### Task prompt
Going line by line through the entries below, tally those that hold the string "lines". Give only the total.

Data about app and page elements
━━━━━━━━━━

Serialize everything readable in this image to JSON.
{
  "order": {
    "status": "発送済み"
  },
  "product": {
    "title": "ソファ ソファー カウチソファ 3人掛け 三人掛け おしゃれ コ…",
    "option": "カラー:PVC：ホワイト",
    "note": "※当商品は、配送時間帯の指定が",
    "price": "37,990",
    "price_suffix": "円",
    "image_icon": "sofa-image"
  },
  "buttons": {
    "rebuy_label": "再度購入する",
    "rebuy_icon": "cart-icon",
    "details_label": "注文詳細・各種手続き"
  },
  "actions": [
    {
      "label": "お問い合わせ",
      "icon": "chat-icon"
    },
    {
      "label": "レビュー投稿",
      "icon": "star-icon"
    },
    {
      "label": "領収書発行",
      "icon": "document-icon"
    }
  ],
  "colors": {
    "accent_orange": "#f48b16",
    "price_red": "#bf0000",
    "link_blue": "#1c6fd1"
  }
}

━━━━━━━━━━

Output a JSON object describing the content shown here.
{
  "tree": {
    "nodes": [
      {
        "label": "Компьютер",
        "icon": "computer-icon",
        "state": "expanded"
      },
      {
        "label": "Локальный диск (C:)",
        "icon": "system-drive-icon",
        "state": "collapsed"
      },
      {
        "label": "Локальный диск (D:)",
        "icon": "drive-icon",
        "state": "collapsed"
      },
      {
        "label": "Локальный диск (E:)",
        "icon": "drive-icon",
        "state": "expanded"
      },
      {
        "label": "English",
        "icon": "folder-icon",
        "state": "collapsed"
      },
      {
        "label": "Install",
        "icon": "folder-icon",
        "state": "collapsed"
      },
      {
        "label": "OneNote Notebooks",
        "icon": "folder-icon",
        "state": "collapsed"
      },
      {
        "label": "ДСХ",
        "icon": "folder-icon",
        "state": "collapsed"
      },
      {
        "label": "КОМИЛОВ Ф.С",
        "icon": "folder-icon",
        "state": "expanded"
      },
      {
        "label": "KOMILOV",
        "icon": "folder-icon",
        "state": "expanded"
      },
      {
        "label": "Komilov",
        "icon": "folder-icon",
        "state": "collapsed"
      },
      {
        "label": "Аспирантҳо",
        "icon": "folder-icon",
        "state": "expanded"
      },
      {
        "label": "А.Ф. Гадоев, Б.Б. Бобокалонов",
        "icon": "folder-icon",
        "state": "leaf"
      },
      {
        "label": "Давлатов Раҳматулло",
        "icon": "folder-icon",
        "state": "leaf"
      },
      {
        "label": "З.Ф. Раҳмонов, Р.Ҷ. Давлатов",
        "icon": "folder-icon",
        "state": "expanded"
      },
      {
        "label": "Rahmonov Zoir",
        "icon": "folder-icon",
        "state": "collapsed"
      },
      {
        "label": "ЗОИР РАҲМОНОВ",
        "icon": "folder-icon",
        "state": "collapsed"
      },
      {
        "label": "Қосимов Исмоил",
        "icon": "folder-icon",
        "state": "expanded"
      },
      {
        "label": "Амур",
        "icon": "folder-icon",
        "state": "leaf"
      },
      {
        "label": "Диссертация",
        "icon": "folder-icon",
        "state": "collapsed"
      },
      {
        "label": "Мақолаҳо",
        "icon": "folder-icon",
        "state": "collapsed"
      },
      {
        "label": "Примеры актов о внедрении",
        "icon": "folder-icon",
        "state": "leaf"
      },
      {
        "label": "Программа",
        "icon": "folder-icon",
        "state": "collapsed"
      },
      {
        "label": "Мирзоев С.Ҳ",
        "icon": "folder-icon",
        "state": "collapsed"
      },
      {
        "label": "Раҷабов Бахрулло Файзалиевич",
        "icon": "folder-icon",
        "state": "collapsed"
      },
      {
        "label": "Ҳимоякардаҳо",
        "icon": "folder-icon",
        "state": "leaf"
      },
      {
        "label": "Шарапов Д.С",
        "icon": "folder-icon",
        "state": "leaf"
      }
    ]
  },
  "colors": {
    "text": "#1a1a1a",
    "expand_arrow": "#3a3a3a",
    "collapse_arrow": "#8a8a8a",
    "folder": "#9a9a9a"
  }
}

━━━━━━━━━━

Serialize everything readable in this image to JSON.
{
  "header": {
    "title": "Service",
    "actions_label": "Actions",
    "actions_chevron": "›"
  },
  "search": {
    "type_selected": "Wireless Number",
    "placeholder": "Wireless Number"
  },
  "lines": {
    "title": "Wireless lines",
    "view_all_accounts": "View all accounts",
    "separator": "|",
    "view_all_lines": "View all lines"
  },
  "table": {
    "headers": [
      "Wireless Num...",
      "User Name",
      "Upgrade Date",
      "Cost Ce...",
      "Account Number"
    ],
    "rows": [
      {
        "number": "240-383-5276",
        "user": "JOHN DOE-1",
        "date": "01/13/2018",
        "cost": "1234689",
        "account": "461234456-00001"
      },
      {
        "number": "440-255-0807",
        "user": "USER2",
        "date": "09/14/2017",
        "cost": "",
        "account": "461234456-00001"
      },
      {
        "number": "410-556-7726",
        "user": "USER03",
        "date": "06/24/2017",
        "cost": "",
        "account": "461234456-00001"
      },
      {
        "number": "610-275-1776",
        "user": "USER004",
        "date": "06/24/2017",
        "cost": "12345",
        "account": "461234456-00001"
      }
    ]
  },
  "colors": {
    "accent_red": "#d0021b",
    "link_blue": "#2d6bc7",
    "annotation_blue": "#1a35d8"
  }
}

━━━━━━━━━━

### Output below
3